- If you’re determined to carry on exploring, drop everything, pick up your backpacks and head out on the Lycian Way. That will give you both bragging rights and an intimate glimpse into the origins of western culture. When you get to Ölüdeniz stop for a paragliding lesson. Afternoons are better for catching thermals and staying aloft.
What to Eat
Cuisine in Turkey is curiously homogeneous. Staples like kebaps (grilled cubed or ground meat), pide (pita with cheese, meat, olives, …it’s a form of pizza), and çorba (soup in four varieties, pureed lentil, chicken, tomato barley, and offal) can be found in the smallest villages. The coasts have fish, the middle parts are all about meat. Salads revolve around tomatoes and cucumber. Most restaurants add a few tasting items to your order, so be careful. Some places load you up with enough Russian salad, julienned carrots in mayonnaise, bulgur wheat in tomato, olives, and chili peppers to make a meal in itself.
When in Şanlıurfa, or even better Gaziantep, eat baklava in all its many forms. It’s the best in the world – they say. Better still, you will pack on sufficient calories to successfully negotiate the Lycian Way later.
What to Drink
Çay (tea) or bottled water. That’s it really. Tea comes in small, shapely glasses and is often taken with sugar to taste. If you’re serving yourself, it’s a good idea to fill your glass about halfway with tea and the rest with hot water, as the locals do. Getting the mix right is a skill, and you’ll see tea vendors winding their way through busy markets with a tray of tea glasses for their loyal customers.

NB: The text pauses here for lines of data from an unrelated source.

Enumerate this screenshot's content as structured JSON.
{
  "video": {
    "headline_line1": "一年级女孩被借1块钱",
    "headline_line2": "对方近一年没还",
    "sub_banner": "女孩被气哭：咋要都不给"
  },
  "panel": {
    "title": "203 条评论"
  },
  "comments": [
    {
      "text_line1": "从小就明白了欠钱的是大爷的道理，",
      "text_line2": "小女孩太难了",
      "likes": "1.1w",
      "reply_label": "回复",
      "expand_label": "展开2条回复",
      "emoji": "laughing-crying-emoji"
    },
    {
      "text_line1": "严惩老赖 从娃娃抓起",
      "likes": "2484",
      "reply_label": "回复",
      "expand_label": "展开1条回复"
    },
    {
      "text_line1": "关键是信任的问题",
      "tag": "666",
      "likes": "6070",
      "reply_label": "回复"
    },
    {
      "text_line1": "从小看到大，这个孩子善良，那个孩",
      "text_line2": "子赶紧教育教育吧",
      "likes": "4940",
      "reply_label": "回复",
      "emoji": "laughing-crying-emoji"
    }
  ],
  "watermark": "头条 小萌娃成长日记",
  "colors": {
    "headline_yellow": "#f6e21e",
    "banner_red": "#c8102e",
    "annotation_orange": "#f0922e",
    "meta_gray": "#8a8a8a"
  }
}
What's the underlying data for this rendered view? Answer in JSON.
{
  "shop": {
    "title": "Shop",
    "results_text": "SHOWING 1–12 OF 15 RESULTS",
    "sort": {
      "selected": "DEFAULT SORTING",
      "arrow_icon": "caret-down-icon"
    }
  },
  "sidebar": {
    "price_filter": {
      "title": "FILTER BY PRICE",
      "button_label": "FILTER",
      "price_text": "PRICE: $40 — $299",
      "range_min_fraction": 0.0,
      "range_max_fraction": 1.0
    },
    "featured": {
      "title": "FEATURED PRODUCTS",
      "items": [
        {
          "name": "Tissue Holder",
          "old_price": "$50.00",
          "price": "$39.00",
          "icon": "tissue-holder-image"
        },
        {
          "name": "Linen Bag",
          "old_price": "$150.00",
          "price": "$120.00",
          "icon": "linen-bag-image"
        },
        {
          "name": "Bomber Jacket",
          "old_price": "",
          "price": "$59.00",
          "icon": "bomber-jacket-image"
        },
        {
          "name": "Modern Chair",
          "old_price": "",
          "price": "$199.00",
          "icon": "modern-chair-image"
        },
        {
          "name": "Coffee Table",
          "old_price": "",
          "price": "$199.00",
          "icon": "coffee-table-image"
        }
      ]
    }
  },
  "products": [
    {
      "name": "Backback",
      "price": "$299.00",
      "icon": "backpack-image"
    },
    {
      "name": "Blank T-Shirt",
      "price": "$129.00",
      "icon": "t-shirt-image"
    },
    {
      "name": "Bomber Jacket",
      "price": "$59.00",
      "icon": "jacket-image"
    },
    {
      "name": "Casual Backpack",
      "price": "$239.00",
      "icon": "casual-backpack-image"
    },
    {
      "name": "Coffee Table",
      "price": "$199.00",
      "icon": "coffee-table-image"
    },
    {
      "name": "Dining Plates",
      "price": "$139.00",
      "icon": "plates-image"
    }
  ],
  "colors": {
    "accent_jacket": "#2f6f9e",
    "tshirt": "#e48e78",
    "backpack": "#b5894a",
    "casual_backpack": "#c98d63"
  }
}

Raki, anise flavoured and powerful is the preferred poison of the drinking classes. With dozens of brands to choose from there’s a bottle for every taste, even if they’re all expensive. Like Ouzo, it’s mixed 50/50 with water and goes well with conversation. Try it, you might like it.
Brewing is almost exclusively done on an industrial scale with the consistency and quality that implies. It’s all Budweiser with different names. Winemaking goes back thousands of years and is slowly becoming more interesting.
Pack dog food and kitty treats with you. Feed the animals, but remember, they mostly need love. You’ll both feel better for the experience. If your feet are still itchy, keep heading east and visit Georgia. You won’t be disappointed.
That’s it. If you have questions, please don’t hesitate to ask.